Problem to solve: Please copy each line of the data that includes the string "value".

Information given:

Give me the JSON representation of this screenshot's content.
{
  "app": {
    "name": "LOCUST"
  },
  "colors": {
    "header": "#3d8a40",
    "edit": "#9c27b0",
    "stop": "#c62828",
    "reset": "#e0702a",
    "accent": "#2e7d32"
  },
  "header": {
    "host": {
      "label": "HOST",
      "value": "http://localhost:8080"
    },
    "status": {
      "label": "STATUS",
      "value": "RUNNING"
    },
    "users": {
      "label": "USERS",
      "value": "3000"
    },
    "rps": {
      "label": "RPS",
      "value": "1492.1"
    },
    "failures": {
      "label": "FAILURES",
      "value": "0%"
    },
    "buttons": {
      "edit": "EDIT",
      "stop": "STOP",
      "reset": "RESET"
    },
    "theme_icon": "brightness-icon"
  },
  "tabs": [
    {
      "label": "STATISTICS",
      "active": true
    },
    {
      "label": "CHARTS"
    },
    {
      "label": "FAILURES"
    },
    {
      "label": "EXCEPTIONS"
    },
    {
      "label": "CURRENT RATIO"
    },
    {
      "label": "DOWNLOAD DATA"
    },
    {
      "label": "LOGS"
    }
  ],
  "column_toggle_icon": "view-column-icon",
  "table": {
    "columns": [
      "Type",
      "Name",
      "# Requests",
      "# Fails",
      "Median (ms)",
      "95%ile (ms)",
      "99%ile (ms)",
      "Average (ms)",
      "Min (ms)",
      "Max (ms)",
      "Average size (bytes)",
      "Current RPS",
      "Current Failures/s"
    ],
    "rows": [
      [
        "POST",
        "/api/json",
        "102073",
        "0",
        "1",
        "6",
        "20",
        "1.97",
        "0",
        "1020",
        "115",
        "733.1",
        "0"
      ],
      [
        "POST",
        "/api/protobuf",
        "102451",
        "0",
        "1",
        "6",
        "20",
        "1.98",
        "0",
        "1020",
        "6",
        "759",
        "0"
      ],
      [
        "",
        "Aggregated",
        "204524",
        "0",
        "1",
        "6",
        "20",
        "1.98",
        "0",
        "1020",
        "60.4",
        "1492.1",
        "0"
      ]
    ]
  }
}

Solution:
      "value": "http://localhost:8080"
      "value": "RUNNING"
      "value": "3000"
      "value": "1492.1"
      "value": "0%"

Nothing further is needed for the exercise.